|Taking a stand is not a fad: Nearly two-thirds of consumers expect the brands they support to weigh in on issues that matter to them. This is according to Accenture Strategy’s annual Global Consumer Pulse Research survey, which formed the basis of a new report called “To Affinity and Beyond.” The findings come from 30,000 global consumers, who say that purpose matters, they’ll switch brands if disappointed and that they don’t think companies are transparent enough. One Accenture Strategy senior managing director says it’s the promise fulfilled of a digital world. ‘[I]t’s empowered the consumer,” he says. “They can make a brand an overnight success or they can kill it,” he tells Fast Company.|
|For love of hair and black fatherhood|
|Matthew A. Cherry, the former NFL wide receiver-turned-filmmaker-writer and all around creative spirit, was surprised recently when a recent kickstarter for an animated film concept featuring a black father trying to do his daughter’s hair generated more than three times his requested $75,000. That got the attention of Penguin Random House, who is planning on turning the film into a children’s picture book, out next May. Bestselling author Vashti Harrison did the art, and together they created Zuri, an utterly confident girl who only needs help with one thing, her hair. It was a project filled with important aesthetic choices. “We really went out of our way to make sure the dad looks like any young father that you see today and get away from that stereotype of what a safe Black man looks like,” Cherry tells Essence.|
The Woke Leader
|Prepare yourself for one of the tenderest and best long reads of the year|
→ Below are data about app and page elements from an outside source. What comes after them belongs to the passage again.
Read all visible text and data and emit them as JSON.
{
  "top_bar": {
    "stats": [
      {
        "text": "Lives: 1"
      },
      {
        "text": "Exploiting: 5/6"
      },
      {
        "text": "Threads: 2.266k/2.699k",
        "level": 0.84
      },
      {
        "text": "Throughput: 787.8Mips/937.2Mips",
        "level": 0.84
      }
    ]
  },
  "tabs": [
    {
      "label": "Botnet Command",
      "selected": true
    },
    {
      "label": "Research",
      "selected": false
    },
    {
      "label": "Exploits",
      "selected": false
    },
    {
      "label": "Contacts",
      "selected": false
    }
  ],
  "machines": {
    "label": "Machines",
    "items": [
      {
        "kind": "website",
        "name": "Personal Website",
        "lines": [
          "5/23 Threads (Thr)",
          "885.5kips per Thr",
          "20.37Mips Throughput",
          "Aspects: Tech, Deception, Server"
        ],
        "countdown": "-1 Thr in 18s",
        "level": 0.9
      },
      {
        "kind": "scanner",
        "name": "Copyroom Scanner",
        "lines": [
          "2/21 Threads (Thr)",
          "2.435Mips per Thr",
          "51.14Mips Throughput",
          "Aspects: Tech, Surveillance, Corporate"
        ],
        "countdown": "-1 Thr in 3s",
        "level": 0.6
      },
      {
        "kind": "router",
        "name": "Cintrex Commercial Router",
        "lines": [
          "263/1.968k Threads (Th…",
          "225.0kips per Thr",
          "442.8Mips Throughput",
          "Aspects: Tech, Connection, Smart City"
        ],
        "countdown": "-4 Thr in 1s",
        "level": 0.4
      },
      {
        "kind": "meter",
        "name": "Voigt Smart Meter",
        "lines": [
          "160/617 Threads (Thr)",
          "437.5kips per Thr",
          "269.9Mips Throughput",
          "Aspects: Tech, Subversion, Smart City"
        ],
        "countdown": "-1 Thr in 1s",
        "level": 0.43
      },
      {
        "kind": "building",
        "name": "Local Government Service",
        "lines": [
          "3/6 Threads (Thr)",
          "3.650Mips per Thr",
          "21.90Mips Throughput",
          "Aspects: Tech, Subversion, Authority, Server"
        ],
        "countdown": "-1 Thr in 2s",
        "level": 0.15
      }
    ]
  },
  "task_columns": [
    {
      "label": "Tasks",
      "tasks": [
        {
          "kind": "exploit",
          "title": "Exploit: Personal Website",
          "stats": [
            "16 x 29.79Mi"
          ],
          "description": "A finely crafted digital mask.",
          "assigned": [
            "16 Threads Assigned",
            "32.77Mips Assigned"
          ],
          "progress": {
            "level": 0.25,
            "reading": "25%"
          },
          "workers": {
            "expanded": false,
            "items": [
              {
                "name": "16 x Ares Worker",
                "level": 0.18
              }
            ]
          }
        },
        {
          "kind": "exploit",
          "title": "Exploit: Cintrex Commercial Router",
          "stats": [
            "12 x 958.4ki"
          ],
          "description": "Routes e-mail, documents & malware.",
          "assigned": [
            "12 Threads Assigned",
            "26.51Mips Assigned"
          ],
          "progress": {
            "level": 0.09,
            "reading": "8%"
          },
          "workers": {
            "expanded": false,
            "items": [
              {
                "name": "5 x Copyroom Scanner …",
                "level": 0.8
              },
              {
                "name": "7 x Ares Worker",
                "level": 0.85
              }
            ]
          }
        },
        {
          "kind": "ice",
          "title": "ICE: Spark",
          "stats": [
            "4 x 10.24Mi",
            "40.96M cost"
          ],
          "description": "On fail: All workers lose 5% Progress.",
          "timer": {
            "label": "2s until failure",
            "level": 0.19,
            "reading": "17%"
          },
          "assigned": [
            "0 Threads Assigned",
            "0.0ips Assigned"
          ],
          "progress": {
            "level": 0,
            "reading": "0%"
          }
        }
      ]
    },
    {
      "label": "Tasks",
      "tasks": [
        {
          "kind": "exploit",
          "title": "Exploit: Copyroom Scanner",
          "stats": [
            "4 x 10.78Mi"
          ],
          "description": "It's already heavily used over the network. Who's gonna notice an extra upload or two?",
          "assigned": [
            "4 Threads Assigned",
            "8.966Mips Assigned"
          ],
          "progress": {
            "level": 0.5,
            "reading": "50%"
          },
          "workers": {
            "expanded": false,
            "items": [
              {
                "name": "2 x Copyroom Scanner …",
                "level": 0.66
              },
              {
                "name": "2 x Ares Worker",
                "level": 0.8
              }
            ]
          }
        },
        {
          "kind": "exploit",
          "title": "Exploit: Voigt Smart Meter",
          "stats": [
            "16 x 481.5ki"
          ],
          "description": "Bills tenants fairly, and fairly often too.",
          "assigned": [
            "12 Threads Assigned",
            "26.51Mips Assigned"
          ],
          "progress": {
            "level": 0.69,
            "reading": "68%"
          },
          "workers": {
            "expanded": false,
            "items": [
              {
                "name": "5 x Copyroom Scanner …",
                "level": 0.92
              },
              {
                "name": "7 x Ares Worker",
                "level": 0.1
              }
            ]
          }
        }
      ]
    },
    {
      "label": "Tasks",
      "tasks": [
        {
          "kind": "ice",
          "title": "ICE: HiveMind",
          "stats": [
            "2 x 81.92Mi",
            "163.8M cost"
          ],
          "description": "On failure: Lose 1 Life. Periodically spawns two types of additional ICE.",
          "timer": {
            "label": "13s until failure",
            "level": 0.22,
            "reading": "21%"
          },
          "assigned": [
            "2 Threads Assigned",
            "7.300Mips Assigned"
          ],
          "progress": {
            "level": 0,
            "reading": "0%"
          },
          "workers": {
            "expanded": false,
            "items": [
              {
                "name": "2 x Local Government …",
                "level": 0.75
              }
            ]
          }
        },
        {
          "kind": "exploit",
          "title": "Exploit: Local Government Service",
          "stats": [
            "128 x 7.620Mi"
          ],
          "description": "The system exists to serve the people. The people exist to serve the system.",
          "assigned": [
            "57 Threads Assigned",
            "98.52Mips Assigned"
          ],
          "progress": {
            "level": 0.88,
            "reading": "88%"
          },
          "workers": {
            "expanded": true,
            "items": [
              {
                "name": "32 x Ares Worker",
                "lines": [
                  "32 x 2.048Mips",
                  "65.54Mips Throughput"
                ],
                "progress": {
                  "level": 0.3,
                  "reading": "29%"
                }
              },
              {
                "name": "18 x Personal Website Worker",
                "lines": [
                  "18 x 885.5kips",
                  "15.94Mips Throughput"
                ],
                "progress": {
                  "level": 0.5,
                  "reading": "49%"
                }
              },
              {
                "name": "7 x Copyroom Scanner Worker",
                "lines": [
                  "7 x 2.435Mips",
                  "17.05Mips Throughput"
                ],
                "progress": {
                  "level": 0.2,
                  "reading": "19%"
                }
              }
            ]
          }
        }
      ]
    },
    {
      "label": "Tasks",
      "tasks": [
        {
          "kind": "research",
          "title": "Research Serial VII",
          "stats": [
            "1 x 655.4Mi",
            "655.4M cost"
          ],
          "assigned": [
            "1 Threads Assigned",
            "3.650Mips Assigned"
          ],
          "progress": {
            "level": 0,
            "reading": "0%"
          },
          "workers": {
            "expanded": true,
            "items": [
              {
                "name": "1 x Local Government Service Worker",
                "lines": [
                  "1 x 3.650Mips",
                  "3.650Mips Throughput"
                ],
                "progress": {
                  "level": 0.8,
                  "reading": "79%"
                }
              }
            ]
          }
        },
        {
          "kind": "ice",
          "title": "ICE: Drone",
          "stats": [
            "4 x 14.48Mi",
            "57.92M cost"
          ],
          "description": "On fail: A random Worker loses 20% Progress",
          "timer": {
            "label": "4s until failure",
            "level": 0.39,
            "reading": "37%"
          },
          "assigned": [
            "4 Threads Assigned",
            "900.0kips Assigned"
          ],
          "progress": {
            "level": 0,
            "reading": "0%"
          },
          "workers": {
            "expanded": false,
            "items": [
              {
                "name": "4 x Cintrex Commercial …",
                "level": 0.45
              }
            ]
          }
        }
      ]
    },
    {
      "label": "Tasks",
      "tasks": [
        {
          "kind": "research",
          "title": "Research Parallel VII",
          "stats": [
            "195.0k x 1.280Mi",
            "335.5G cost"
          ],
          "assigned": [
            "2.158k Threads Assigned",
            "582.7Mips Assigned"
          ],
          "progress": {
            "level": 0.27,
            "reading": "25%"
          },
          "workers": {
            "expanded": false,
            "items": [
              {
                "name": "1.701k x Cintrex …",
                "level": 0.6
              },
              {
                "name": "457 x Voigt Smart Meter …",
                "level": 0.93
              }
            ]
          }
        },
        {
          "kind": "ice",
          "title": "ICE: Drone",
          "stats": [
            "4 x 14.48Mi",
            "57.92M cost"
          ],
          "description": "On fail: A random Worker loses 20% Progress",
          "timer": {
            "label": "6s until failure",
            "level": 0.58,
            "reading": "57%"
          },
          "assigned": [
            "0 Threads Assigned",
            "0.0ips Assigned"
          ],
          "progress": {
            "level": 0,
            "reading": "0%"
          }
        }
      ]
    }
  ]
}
|Donna Ladd, an extraordinary writer about race and culture, turned within to share this personal tale of the Mississippi she grew up in and that produced her mother, an extraordinary woman of intelligence, strength, and straight-forward empathy, who didn’t learn to read until she was 63. At first, Ladd was the only one included in her mother’s secret. She spent her growing up life helping her mother pay bills, read instructions, search the phonebook, and fend off an unkind world. “My mother’s world was minuscule, options for women like her non-existent,” Ladd writes. But her mother’s decision to take adult education classes later in life proved a revelation that neither quite expected. Yes, bring tissues.|
|The long tradition of racist Russian propoganda|
|I know this doesn’t quite count as uplifting, but I’m sliding it in under ‘affirming’: If we don’t address our history of racism in this country, we will always be vulnerable to insidious forms of propaganda and cultural blackmail. This piece from The Atlantic shows that while the technology used by Russian troll ops in the 2016 election is relatively new, the tactics of racial division aren’t. In fact, in 1932, Dmitri Moor, the Soviet Union’s most recognizable propaganda artist created a poster that supported the Scottsboro Boys, nine black teenagers who were falsely accused of raping two white women in Alabama. Their case became a lightning rod issue after they were convicted repeatedly by all-white juries. They targeted black oppression to sow division to aid in the spread of Communism, but the Soviets also attempted to lure African American sharecroppers to join their racism-free “worker’s utopia.” Plenty of them went, too.|
|A tree grows in America|
|If you could picture the waves of immigrants to the U.S. as part of a bigger mechanism, say, a living organism, would it change the way you think about immigration? That was the goal of a team from Northeastern University who have taken 185 years of immigration data and transformed it into a visualization that resembles the cross-section of a growing tree.“I wanted to portray the United States like an organism that’s alive and that took a long time to grow,” says Pedro Cruz, an assistant professor at Northeastern. “The visualization also contains the underlying message that the country was built on diversity.” It’s truly fascinating. The visualization (here, on Vimeo) begins in 1830, so it doesn’t really touch on the issue of the forced migration of Africans. If you’re Native American, I suppose you’ll have decidedly mixed feelings about the history it depicts. But still, it grew.|